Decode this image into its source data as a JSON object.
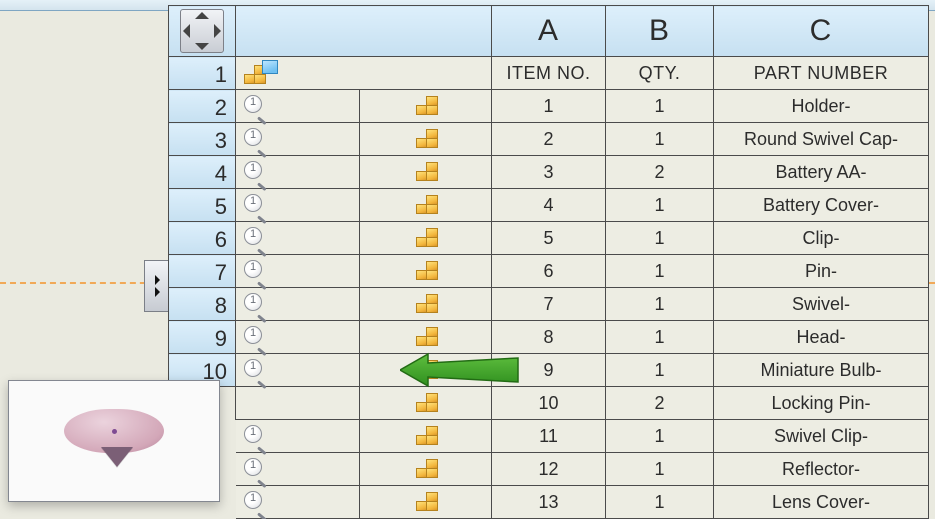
{
  "columns": {
    "A": "A",
    "B": "B",
    "C": "C"
  },
  "labels": {
    "A": "ITEM NO.",
    "B": "QTY.",
    "C": "PART NUMBER"
  },
  "row_numbers": [
    "1",
    "2",
    "3",
    "4",
    "5",
    "6",
    "7",
    "8",
    "9",
    "10"
  ],
  "rows": [
    {
      "item": "1",
      "qty": "1",
      "part": "Holder-"
    },
    {
      "item": "2",
      "qty": "1",
      "part": "Round Swivel Cap-"
    },
    {
      "item": "3",
      "qty": "2",
      "part": "Battery AA-"
    },
    {
      "item": "4",
      "qty": "1",
      "part": "Battery Cover-"
    },
    {
      "item": "5",
      "qty": "1",
      "part": "Clip-"
    },
    {
      "item": "6",
      "qty": "1",
      "part": "Pin-"
    },
    {
      "item": "7",
      "qty": "1",
      "part": "Swivel-"
    },
    {
      "item": "8",
      "qty": "1",
      "part": "Head-"
    },
    {
      "item": "9",
      "qty": "1",
      "part": "Miniature Bulb-"
    },
    {
      "item": "10",
      "qty": "2",
      "part": "Locking Pin-"
    },
    {
      "item": "11",
      "qty": "1",
      "part": "Swivel Clip-"
    },
    {
      "item": "12",
      "qty": "1",
      "part": "Reflector-"
    },
    {
      "item": "13",
      "qty": "1",
      "part": "Lens Cover-"
    }
  ],
  "mag_label": "1"
}
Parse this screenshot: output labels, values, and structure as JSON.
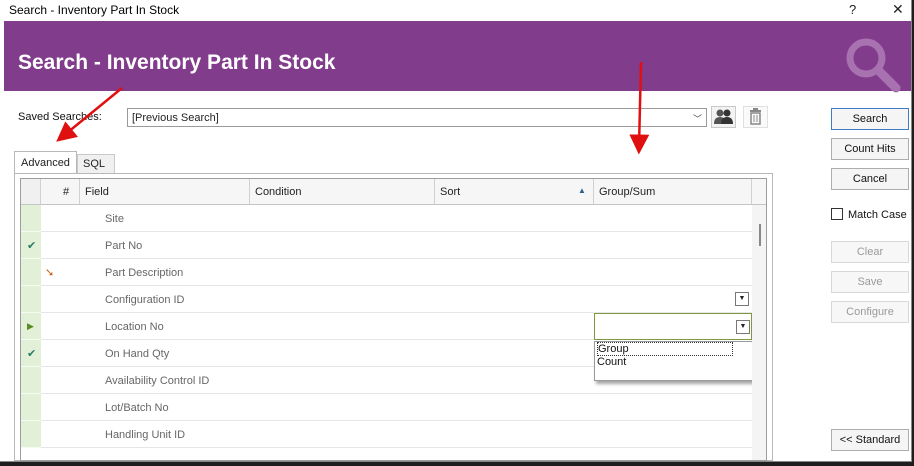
{
  "window": {
    "title": "Search - Inventory Part In Stock",
    "help_glyph": "?",
    "close_glyph": "✕"
  },
  "banner": {
    "title": "Search - Inventory Part In Stock",
    "icon": "magnifier-icon",
    "color": "#823c8c"
  },
  "saved_searches": {
    "label": "Saved Searches:",
    "value": "[Previous Search]"
  },
  "tabs": [
    {
      "label": "Advanced"
    },
    {
      "label": "SQL"
    }
  ],
  "grid": {
    "columns": [
      {
        "label": "#"
      },
      {
        "label": "Field"
      },
      {
        "label": "Condition"
      },
      {
        "label": "Sort"
      },
      {
        "label": "Group/Sum"
      }
    ],
    "rows": [
      {
        "field": "Site",
        "mark": ""
      },
      {
        "field": "Part No",
        "mark": "check"
      },
      {
        "field": "Part Description",
        "mark": "orange-arrow"
      },
      {
        "field": "Configuration ID",
        "mark": ""
      },
      {
        "field": "Location No",
        "mark": "current-row"
      },
      {
        "field": "On Hand Qty",
        "mark": "check"
      },
      {
        "field": "Availability Control ID",
        "mark": ""
      },
      {
        "field": "Lot/Batch No",
        "mark": ""
      },
      {
        "field": "Handling Unit ID",
        "mark": ""
      }
    ],
    "groupsum_dropdown": {
      "options": [
        "Group",
        "Count"
      ],
      "highlighted": "Group"
    }
  },
  "buttons": {
    "search": "Search",
    "count_hits": "Count Hits",
    "cancel": "Cancel",
    "match_case": "Match Case",
    "clear": "Clear",
    "save": "Save",
    "configure": "Configure",
    "standard": "<< Standard"
  },
  "glyphs": {
    "check": "✔",
    "orange_arrow": "➘",
    "current_row": "▶",
    "dropdown_arrow": "▾",
    "sort_up": "▲"
  },
  "colors": {
    "selection_bg": "#e3f0d8",
    "check": "#2a7a6a",
    "annotation_arrow": "#e01010",
    "primary_border": "#3c7dc4"
  }
}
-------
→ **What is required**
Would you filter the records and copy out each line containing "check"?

→ **Your response**
        "mark": "check"
        "mark": "check"
    "check": "✔",
    "check": "#2a7a6a",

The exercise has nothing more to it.